Wind Ring in action

Catch the Wind

Posted by: Rhonda March 13, 2018

March is famous for its blustery wind and for the “spring fever” that seems to give kids even more energy than usual! There are many ways to harness the power of the wind to encourage active outdoor play such as flying kites, making pinwheels, or blowing bubbles. Here's another simple, child-friendly activity you can try on the next breezy day: Wind Rings.

Find a ring about 4” in diameter, or make a natural loop by bending a thin willow cane into a circle (secure the ends with masking tape). Attach crepe streamers or ribbons to the ring.

Bring the Wind Rings outside on the next warm spring day and catch the wind! The circular design allows kids to freely frolic.

Wind Ring

Project Nature 1

Project Work and Nature

March 6, 2018

Why does rain come from gray clouds? Do worms have tongues? What happens if . . .

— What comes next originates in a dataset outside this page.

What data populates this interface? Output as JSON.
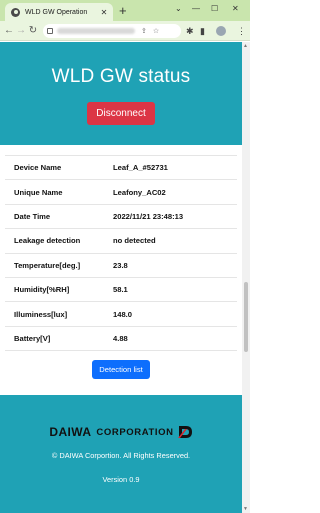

Kids love asking questions. Relentlessly. All day long. Their fascination about the phenomena they observe in the world around them can either be annoying to adults or, if encouraged, transformed into deep learning. Building on this inherent curiosity of children, the “Project Approach to Learning”, helps students to discover the answers to their own questions through guided investigations.

Judy Harris Helm, an international trainer in Project Work, offers these tips on selecting and investigating nature-based topics: Read here.

Yarn Basket

Creative Containers

Posted by: Rhonda February 27, 2018

Ever wondered what to do with all those yarn scraps that accumulate from various projects—too short to do anything with, but too long to throw away?

Here is a creative solution: yarn-maché. The process is a stimulating sensory experience. The result—a unique and colorful basket. 

Instructions here.

Power of every moment

Every Moment Matters

Posted by: Rhonda February 20, 2018

Much of what occurs in a child’s day may seem trivial or monotonous from an adult’s perspective: going out, coming in; jacket on, jacket off; choosing a toy, putting it away. . .

However, because children live intensely “in the moment”, it is precisely within the context of these seemingly ordinary routines that learning happens.

As early childhood educators we need to find ways to capture and celebrate the regular rituals in a child’s day and “turn the ordinary into the extraordinary”. To get started, try these ideas from Sandra Duncan: The Power of Everyday Moments.

How Babies Learn

What Babies Need

Posted by: Rhonda February 13, 2018

We all want to do what’s best for babies. But how do parents and teachers know what it is that babies really need?

Perhaps it’s time to leave the myriads of books and studies, to ignore the claims of marketers whose products offer “sensory stimulation” or “early language development” and return to an age-old fount of wisdom: grandmothers.

Lois Ingellis and Arlene Rider, two grandmothers who have recently retired from careers in early childhood, believe that commercialism and information-overload have confused our natural instincts about what babies need. “What has become of common sense?” they ask in this article: Read it now.